Jakarta floods cleanup beginsMonday January 21, 2013 - 23:10 EDT
The cleanup in the Indonesian capital Jakarta has begun, as the floodwaters which inundated the city last week begin to subside.
At least 20 people are confirmed to have died and as many 50,000 have been left homeless.
But the danger is not over, with the Indonesian weather bureau forecasting more heavy rain this week.
It says the monsoonal conditions will last into February.
Many in the city are pointing their fingers at the local and central governments, who they say have failed to maintain Jakarta's essential infrastructure and flood defences.

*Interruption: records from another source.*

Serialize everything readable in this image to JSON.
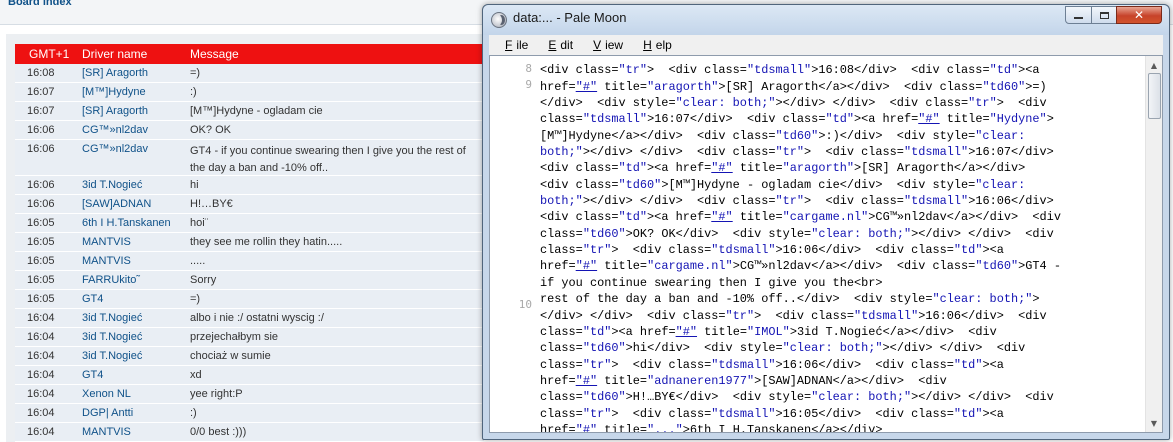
{
  "forum": {
    "breadcrumb": "Board index",
    "header": {
      "time": "GMT+1",
      "driver": "Driver name",
      "message": "Message"
    },
    "rows": [
      {
        "time": "16:08",
        "driver": "[SR] Aragorth",
        "message": "=)"
      },
      {
        "time": "16:07",
        "driver": "[M™]Hydyne",
        "message": ":)"
      },
      {
        "time": "16:07",
        "driver": "[SR] Aragorth",
        "message": "[M™]Hydyne - ogladam cie"
      },
      {
        "time": "16:06",
        "driver": "CG™»nl2dav",
        "message": "OK? OK"
      },
      {
        "time": "16:06",
        "driver": "CG™»nl2dav",
        "message": "GT4 - if you continue swearing then I give you the rest of the day a ban and -10% off..",
        "tall": true
      },
      {
        "time": "16:06",
        "driver": "3id T.Nogieć",
        "message": "hi"
      },
      {
        "time": "16:06",
        "driver": "[SAW]ADNAN",
        "message": "H!…BY€"
      },
      {
        "time": "16:05",
        "driver": "6th I H.Tanskanen",
        "message": "hoi¨"
      },
      {
        "time": "16:05",
        "driver": "MANTVIS",
        "message": "they see me rollin they hatin....."
      },
      {
        "time": "16:05",
        "driver": "MANTVIS",
        "message": "....."
      },
      {
        "time": "16:05",
        "driver": "FARRUkito˜",
        "message": "Sorry"
      },
      {
        "time": "16:05",
        "driver": "GT4",
        "message": "=)"
      },
      {
        "time": "16:04",
        "driver": "3id T.Nogieć",
        "message": "albo i nie :/ ostatni wyscig :/"
      },
      {
        "time": "16:04",
        "driver": "3id T.Nogieć",
        "message": "przejechałbym sie"
      },
      {
        "time": "16:04",
        "driver": "3id T.Nogieć",
        "message": "chociaż w sumie"
      },
      {
        "time": "16:04",
        "driver": "GT4",
        "message": "xd"
      },
      {
        "time": "16:04",
        "driver": "Xenon NL",
        "message": "yee right:P"
      },
      {
        "time": "16:04",
        "driver": "DGP| Antti",
        "message": ":)"
      },
      {
        "time": "16:04",
        "driver": "MANTVIS",
        "message": "0/0 best :)))"
      },
      {
        "time": "16:04",
        "driver": "Xenon NL",
        "message": "good race"
      }
    ]
  },
  "browser": {
    "title": "data:... - Pale Moon",
    "icon": "pale-moon-icon",
    "menu": [
      {
        "label": "File",
        "key": "F",
        "rest": "ile"
      },
      {
        "label": "Edit",
        "key": "E",
        "rest": "dit"
      },
      {
        "label": "View",
        "key": "V",
        "rest": "iew"
      },
      {
        "label": "Help",
        "key": "H",
        "rest": "elp"
      }
    ],
    "close_glyph": "✕",
    "line_numbers": [
      "8",
      "9",
      "10"
    ],
    "source_lines": [
      [
        {
          "t": "  "
        }
      ],
      [
        {
          "t": "<div class="
        },
        {
          "t": "\"tr\"",
          "c": "s"
        },
        {
          "t": ">  <div class="
        },
        {
          "t": "\"tdsmall\"",
          "c": "s"
        },
        {
          "t": ">16:08</div>  <div class="
        },
        {
          "t": "\"td\"",
          "c": "s"
        },
        {
          "t": "><a"
        }
      ],
      [
        {
          "t": "href="
        },
        {
          "t": "\"#\"",
          "c": "l"
        },
        {
          "t": " title="
        },
        {
          "t": "\"aragorth\"",
          "c": "s"
        },
        {
          "t": ">[SR] Aragorth</a></div>  <div class="
        },
        {
          "t": "\"td60\"",
          "c": "s"
        },
        {
          "t": ">=)"
        }
      ],
      [
        {
          "t": "</div>  <div style="
        },
        {
          "t": "\"clear: both;\"",
          "c": "s"
        },
        {
          "t": "></div> </div>  <div class="
        },
        {
          "t": "\"tr\"",
          "c": "s"
        },
        {
          "t": ">  <div"
        }
      ],
      [
        {
          "t": "class="
        },
        {
          "t": "\"tdsmall\"",
          "c": "s"
        },
        {
          "t": ">16:07</div>  <div class="
        },
        {
          "t": "\"td\"",
          "c": "s"
        },
        {
          "t": "><a href="
        },
        {
          "t": "\"#\"",
          "c": "l"
        },
        {
          "t": " title="
        },
        {
          "t": "\"Hydyne\"",
          "c": "s"
        },
        {
          "t": ">"
        }
      ],
      [
        {
          "t": "[M™]Hydyne</a></div>  <div class="
        },
        {
          "t": "\"td60\"",
          "c": "s"
        },
        {
          "t": ">:)</div>  <div style="
        },
        {
          "t": "\"clear:",
          "c": "s"
        }
      ],
      [
        {
          "t": "both;\"",
          "c": "s"
        },
        {
          "t": "></div> </div>  <div class="
        },
        {
          "t": "\"tr\"",
          "c": "s"
        },
        {
          "t": ">  <div class="
        },
        {
          "t": "\"tdsmall\"",
          "c": "s"
        },
        {
          "t": ">16:07</div>"
        }
      ],
      [
        {
          "t": "<div class="
        },
        {
          "t": "\"td\"",
          "c": "s"
        },
        {
          "t": "><a href="
        },
        {
          "t": "\"#\"",
          "c": "l"
        },
        {
          "t": " title="
        },
        {
          "t": "\"aragorth\"",
          "c": "s"
        },
        {
          "t": ">[SR] Aragorth</a></div>"
        }
      ],
      [
        {
          "t": "<div class="
        },
        {
          "t": "\"td60\"",
          "c": "s"
        },
        {
          "t": ">[M™]Hydyne - ogladam cie</div>  <div style="
        },
        {
          "t": "\"clear:",
          "c": "s"
        }
      ],
      [
        {
          "t": "both;\"",
          "c": "s"
        },
        {
          "t": "></div> </div>  <div class="
        },
        {
          "t": "\"tr\"",
          "c": "s"
        },
        {
          "t": ">  <div class="
        },
        {
          "t": "\"tdsmall\"",
          "c": "s"
        },
        {
          "t": ">16:06</div>"
        }
      ],
      [
        {
          "t": "<div class="
        },
        {
          "t": "\"td\"",
          "c": "s"
        },
        {
          "t": "><a href="
        },
        {
          "t": "\"#\"",
          "c": "l"
        },
        {
          "t": " title="
        },
        {
          "t": "\"cargame.nl\"",
          "c": "s"
        },
        {
          "t": ">CG™»nl2dav</a></div>  <div"
        }
      ],
      [
        {
          "t": "class="
        },
        {
          "t": "\"td60\"",
          "c": "s"
        },
        {
          "t": ">OK? OK</div>  <div style="
        },
        {
          "t": "\"clear: both;\"",
          "c": "s"
        },
        {
          "t": "></div> </div>  <div"
        }
      ],
      [
        {
          "t": "class="
        },
        {
          "t": "\"tr\"",
          "c": "s"
        },
        {
          "t": ">  <div class="
        },
        {
          "t": "\"tdsmall\"",
          "c": "s"
        },
        {
          "t": ">16:06</div>  <div class="
        },
        {
          "t": "\"td\"",
          "c": "s"
        },
        {
          "t": "><a"
        }
      ],
      [
        {
          "t": "href="
        },
        {
          "t": "\"#\"",
          "c": "l"
        },
        {
          "t": " title="
        },
        {
          "t": "\"cargame.nl\"",
          "c": "s"
        },
        {
          "t": ">CG™»nl2dav</a></div>  <div class="
        },
        {
          "t": "\"td60\"",
          "c": "s"
        },
        {
          "t": ">GT4 -"
        }
      ],
      [
        {
          "t": "if you continue swearing then I give you the<br>"
        }
      ],
      [
        {
          "t": "rest of the day a ban and -10% off..</div>  <div style="
        },
        {
          "t": "\"clear: both;\"",
          "c": "s"
        },
        {
          "t": ">"
        }
      ],
      [
        {
          "t": "</div> </div>  <div class="
        },
        {
          "t": "\"tr\"",
          "c": "s"
        },
        {
          "t": ">  <div class="
        },
        {
          "t": "\"tdsmall\"",
          "c": "s"
        },
        {
          "t": ">16:06</div>  <div"
        }
      ],
      [
        {
          "t": "class="
        },
        {
          "t": "\"td\"",
          "c": "s"
        },
        {
          "t": "><a href="
        },
        {
          "t": "\"#\"",
          "c": "l"
        },
        {
          "t": " title="
        },
        {
          "t": "\"IMOL\"",
          "c": "s"
        },
        {
          "t": ">3id T.Nogieć</a></div>  <div"
        }
      ],
      [
        {
          "t": "class="
        },
        {
          "t": "\"td60\"",
          "c": "s"
        },
        {
          "t": ">hi</div>  <div style="
        },
        {
          "t": "\"clear: both;\"",
          "c": "s"
        },
        {
          "t": "></div> </div>  <div"
        }
      ],
      [
        {
          "t": "class="
        },
        {
          "t": "\"tr\"",
          "c": "s"
        },
        {
          "t": ">  <div class="
        },
        {
          "t": "\"tdsmall\"",
          "c": "s"
        },
        {
          "t": ">16:06</div>  <div class="
        },
        {
          "t": "\"td\"",
          "c": "s"
        },
        {
          "t": "><a"
        }
      ],
      [
        {
          "t": "href="
        },
        {
          "t": "\"#\"",
          "c": "l"
        },
        {
          "t": " title="
        },
        {
          "t": "\"adnaneren1977\"",
          "c": "s"
        },
        {
          "t": ">[SAW]ADNAN</a></div>  <div"
        }
      ],
      [
        {
          "t": "class="
        },
        {
          "t": "\"td60\"",
          "c": "s"
        },
        {
          "t": ">H!…BY€</div>  <div style="
        },
        {
          "t": "\"clear: both;\"",
          "c": "s"
        },
        {
          "t": "></div> </div>  <div"
        }
      ],
      [
        {
          "t": "class="
        },
        {
          "t": "\"tr\"",
          "c": "s"
        },
        {
          "t": ">  <div class="
        },
        {
          "t": "\"tdsmall\"",
          "c": "s"
        },
        {
          "t": ">16:05</div>  <div class="
        },
        {
          "t": "\"td\"",
          "c": "s"
        },
        {
          "t": "><a"
        }
      ],
      [
        {
          "t": "href="
        },
        {
          "t": "\"#\"",
          "c": "l"
        },
        {
          "t": " title="
        },
        {
          "t": "\"...\"",
          "c": "s"
        },
        {
          "t": ">6th I H.Tanskanen</a></div>"
        }
      ]
    ]
  }
}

But Fook Cheung Eng - Senior Water and Sanitation Specialist for the World Bank in Indonesia - says progress has been made since the city's last major floods in 2007, which killed 70 people, forced 350,000 out of their homes and cost USD $900 million.
"Both the central government and Jakarta city government have made significant inroads to improve the infrastructure,"
"Last year, in 2011, the East Flood Canals (BKT) canals were completed by the central Government - that's a key piece of the Jakarta flood-management master plan. The Jakarta city Government has been shoring up the sea defences against floods over the years as well and there have been more resources put in to the maintenance of the canals. But it is a very large challenge."
Last year, the World Bank issued an 'urgent flood mitigation report', which outlined a plan to dredge the city's major floodways and canals.
The Bank also committed nearly USD $150 million to a rehabilitation plan to be managed by both central and local governments.
Nearly a year, on the physical task of dredging the canals and restoring the riverbanks is yet to begin, but Fook Cheung Eng insists progress has been made.
"... at this point, the works have not started, the governments and project-implementing agencies ... are in the stage of procuring the large dredging and embankments-repairs works," said Fook Cheung Eng.
He also says there are issues with doing these works in a city as urbanised and dense as Jakarta and that planning the works will take some time.
© ABC 2013
More breaking news
Record-breaking rain is causing flooding over parts of Western Australia this week, while parched Perth misses out once again.
As temperatures push above 35 degrees along the east coast, what does the extreme heat do to tyres driving on hot, often bubbling roads? Bitumen absorbs the summer heat, often making road surfaces more than 20 degrees hotter than air temperatures.
Radio transmitters have been inserted into the stomachs of 24 feedlot cattle to monitor their body temperatures, as part of a three-month trial investigating the impact of heatwaves.